Crude oil prices sold off ahead of expiration as traders had their eyes on the skies and not their trading screens. Oil was eclipsed on a day where stock market volumes dried up and it seemed that traders ran for cover ahead of expiration. OPEC punted at their technical meeting and put off a decision to extend until their November meeting.
Today is the September expiration and we are bouncing off support as we look to the heart of the shoulder season when gasoline demand dips and refineries go into maintenance. Yet a drop in U.S. oil rig counts and reports that BHP Billiton is getting out of the U.S. shale business is raising questions about the level of U.S. oil production going forward. The oil market most likely will have to prepare for another big drop in U.S. crude supply that will come after the September contract is history.
The market should be expecting a big drop in crude oil supply. Genscape, the private forecasting firm, reported that crude supply in the Cushing, Oklahoma delivery point had fallen by over 1.0 million barrels last week. Cushing, Okla., was the one bright spot for oil bears as it had seen some increases even as the U.S. Gulf coast inventories fell at a record pace.
Refiner demand for oil is still at a record high and a lot of oil that is in storage is too light for many refiners to run.

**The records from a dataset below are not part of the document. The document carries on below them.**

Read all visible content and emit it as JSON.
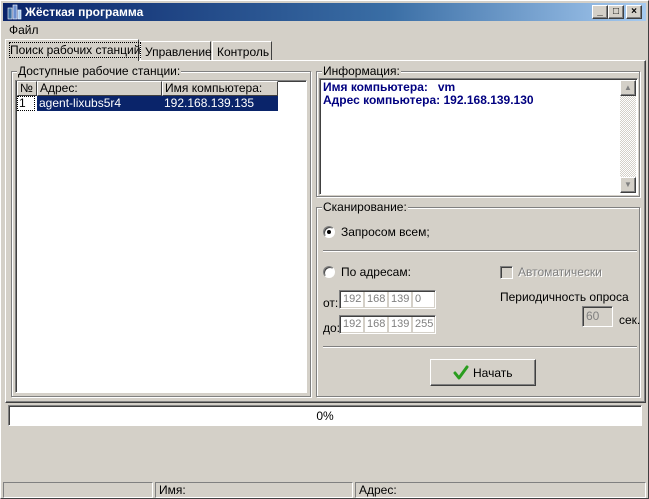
{
  "window": {
    "title": "Жёсткая программа",
    "controls": {
      "minimize": "_",
      "maximize": "□",
      "close": "×"
    }
  },
  "menu": {
    "file": "Файл"
  },
  "tabs": [
    {
      "label": "Поиск рабочих станций",
      "active": true
    },
    {
      "label": "Управление",
      "active": false
    },
    {
      "label": "Контроль",
      "active": false
    }
  ],
  "workstations": {
    "title": "Доступные рабочие станции:",
    "columns": [
      "№",
      "Адрес:",
      "Имя компьютера:"
    ],
    "rows": [
      {
        "num": "1",
        "address": "agent-lixubs5r4",
        "name": "192.168.139.135",
        "selected": true
      }
    ]
  },
  "info": {
    "title": "Информация:",
    "line1": "Имя компьютера:   vm",
    "line2": "Адрес компьютера: 192.168.139.130"
  },
  "scan": {
    "title": "Сканирование:",
    "option_all": "Запросом всем;",
    "option_addr": "По адресам:",
    "auto": "Автоматически",
    "from_label": "от:",
    "to_label": "до:",
    "from_ip": [
      "192",
      "168",
      "139",
      "0"
    ],
    "to_ip": [
      "192",
      "168",
      "139",
      "255"
    ],
    "period_label": "Периодичность опроса",
    "period_value": "60",
    "period_unit": "сек.",
    "start_button": "Начать"
  },
  "progress": {
    "value": 0,
    "text": "0%"
  },
  "status": {
    "name_label": "Имя:",
    "address_label": "Адрес:"
  },
  "colors": {
    "titlebar": "#0a246a",
    "selection": "#0a246a",
    "info_text": "#000080",
    "check_icon": "#2a9d1f"
  }
}
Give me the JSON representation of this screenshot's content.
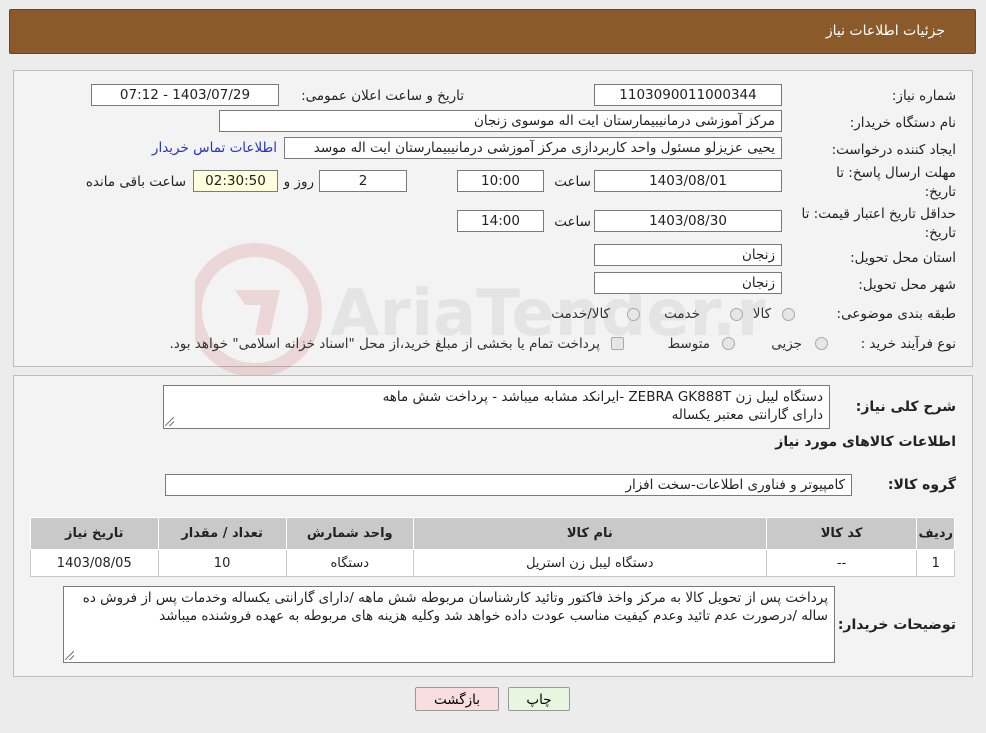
{
  "header": {
    "title": "جزئیات اطلاعات نیاز"
  },
  "form": {
    "need_number_label": "شماره نیاز:",
    "need_number": "1103090011000344",
    "announce_label": "تاریخ و ساعت اعلان عمومی:",
    "announce_value": "1403/07/29 - 07:12",
    "buyer_org_label": "نام دستگاه خریدار:",
    "buyer_org": "مرکز آموزشی درمانیبیمارستان ایت اله موسوی زنجان",
    "creator_label": "ایجاد کننده درخواست:",
    "creator": "یحیی عزیزلو مسئول واحد کاربردازی مرکز آموزشی درمانیبیمارستان ایت اله موسد",
    "contact_link": "اطلاعات تماس خریدار",
    "deadline_label_1": "مهلت ارسال پاسخ: تا",
    "deadline_label_2": "تاریخ:",
    "deadline_date": "1403/08/01",
    "time_label": "ساعت",
    "deadline_time": "10:00",
    "days_value": "2",
    "days_label": "روز و",
    "remaining_time": "02:30:50",
    "remaining_label": "ساعت باقی مانده",
    "price_validity_label_1": "حداقل تاریخ اعتبار قیمت: تا",
    "price_validity_label_2": "تاریخ:",
    "price_validity_date": "1403/08/30",
    "price_validity_time": "14:00",
    "province_label": "استان محل تحویل:",
    "province": "زنجان",
    "city_label": "شهر محل تحویل:",
    "city": "زنجان",
    "category_label": "طبقه بندی موضوعی:",
    "category_options": [
      "کالا",
      "خدمت",
      "کالا/خدمت"
    ],
    "process_label": "نوع فرآیند خرید :",
    "process_options": [
      "جزیی",
      "متوسط"
    ],
    "process_note": "پرداخت تمام یا بخشی از مبلغ خرید،از محل \"اسناد خزانه اسلامی\" خواهد بود."
  },
  "details": {
    "summary_label": "شرح کلی نیاز:",
    "summary_line1": "دستگاه لیبل زن ZEBRA GK888T -ایرانکد مشابه میباشد - پرداخت شش ماهه",
    "summary_line2": "دارای گارانتی معتبر یکساله",
    "goods_info_title": "اطلاعات کالاهای مورد نیاز",
    "goods_group_label": "گروه کالا:",
    "goods_group": "کامپیوتر و فناوری اطلاعات-سخت افزار",
    "table": {
      "headers": [
        "ردیف",
        "کد کالا",
        "نام کالا",
        "واحد شمارش",
        "تعداد / مقدار",
        "تاریخ نیاز"
      ],
      "rows": [
        [
          "1",
          "--",
          "دستگاه لیبل زن استریل",
          "دستگاه",
          "10",
          "1403/08/05"
        ]
      ]
    },
    "buyer_notes_label": "توضیحات خریدار:",
    "buyer_notes": "پرداخت پس از تحویل کالا به مرکز واخذ فاکتور وتائید کارشناسان مربوطه  شش ماهه /دارای گارانتی یکساله وخدمات پس از فروش ده ساله /درصورت عدم تائید وعدم کیفیت مناسب عودت داده خواهد شد وکلیه هزینه های مربوطه به عهده فروشنده میباشد"
  },
  "buttons": {
    "print": "چاپ",
    "back": "بازگشت"
  },
  "watermark_text": "AriaTender.net"
}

That suggests that supply of ready to use oil is tighter and it is one reason the bull oil spread should continue to work.
We are feeling the weight of OPEC production cuts especially the heavy oil from Saudi Arabia and Venezuela. U.S. commercial crude inventories have fallen by almost 13% from their March peaks to 466.5 million barrels according to EIA data.

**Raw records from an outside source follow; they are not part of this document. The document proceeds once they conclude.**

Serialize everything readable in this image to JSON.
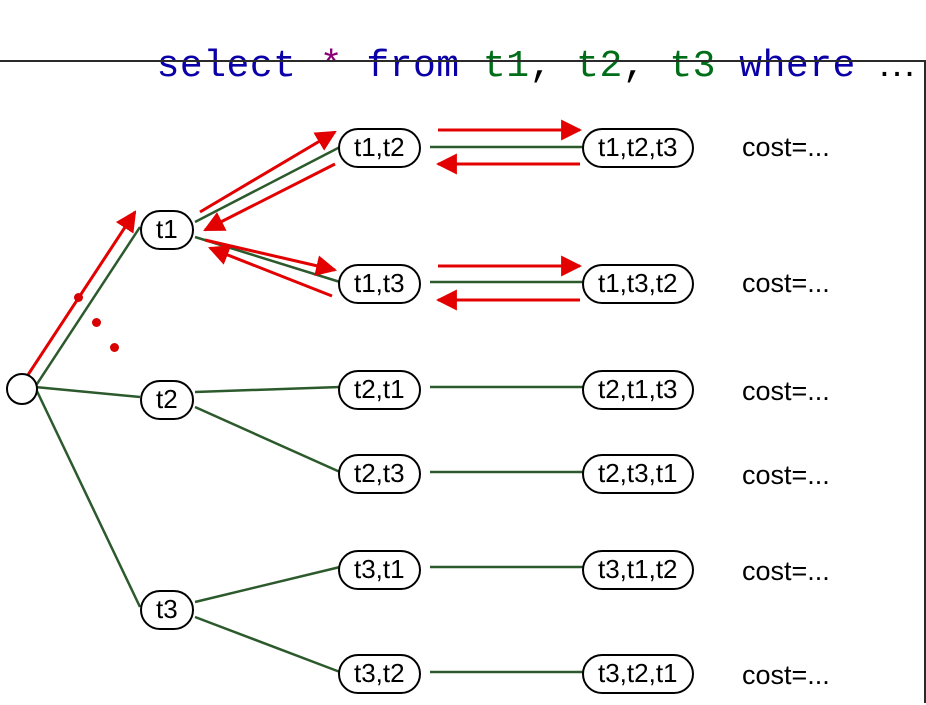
{
  "sql": {
    "select": "select",
    "star": "*",
    "from": "from",
    "t1": "t1",
    "t2": "t2",
    "t3": "t3",
    "where": "where",
    "comma": ",",
    "ellipsis": "..."
  },
  "nodes": {
    "root": "",
    "l1": {
      "t1": "t1",
      "t2": "t2",
      "t3": "t3"
    },
    "l2": {
      "t1t2": "t1,t2",
      "t1t3": "t1,t3",
      "t2t1": "t2,t1",
      "t2t3": "t2,t3",
      "t3t1": "t3,t1",
      "t3t2": "t3,t2"
    },
    "l3": {
      "t1t2t3": "t1,t2,t3",
      "t1t3t2": "t1,t3,t2",
      "t2t1t3": "t2,t1,t3",
      "t2t3t1": "t2,t3,t1",
      "t3t1t2": "t3,t1,t2",
      "t3t2t1": "t3,t2,t1"
    }
  },
  "cost_label": "cost=...",
  "colors": {
    "edge": "#2c5a2c",
    "highlight": "#e30000",
    "node_stroke": "#000000"
  }
}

Shale dump. BHP Billiton Ltd, after pressure from activist investors, are selling its onshore U.S. oil-and-gas operations as they have been losing big money in the U.S. shale play. The company spent big on shale but it has not yielded a return as the conglomerate was just too big and clunky to squeeze profits out of an increasingly difficult and complicated shale oil play. The company claimed that the United States was not its core play and after earnings that came in shy of expectations, were forced to admit that the shale play is better left to someone else. They were under pressure from New York hedge fund Elliott Management Corp. who slammed the company for wasting billions of dollars in the U.S. shale patch. The company got caught up in the shale hype and overspent for assets and is now pulling back from the shale space.
This should be a warning for other shale producers. Years ago we talked about the upside of the U.S. shale market long before most people understood how dynamic it could be. Yet the rush to jump in at any price was a mistake because one must consider shale limitations. With deep decline rates and the need to keep on drilling, it is imperative that you keep your well head economics in a realistic place. Shale will be explosive again in the next decade and BHP might miss out when it comes back.
In the meantime we are starting to see more signs that U.S. oil output from shale may be peaking. Not only do we see the rig count topping out, the production of oil per well continues to fall. The best shale play areas have been picked over and shale players may have to drill more to keep production levels rising. We have been warning about this for months and now others are starting to see the evidence that this is happening.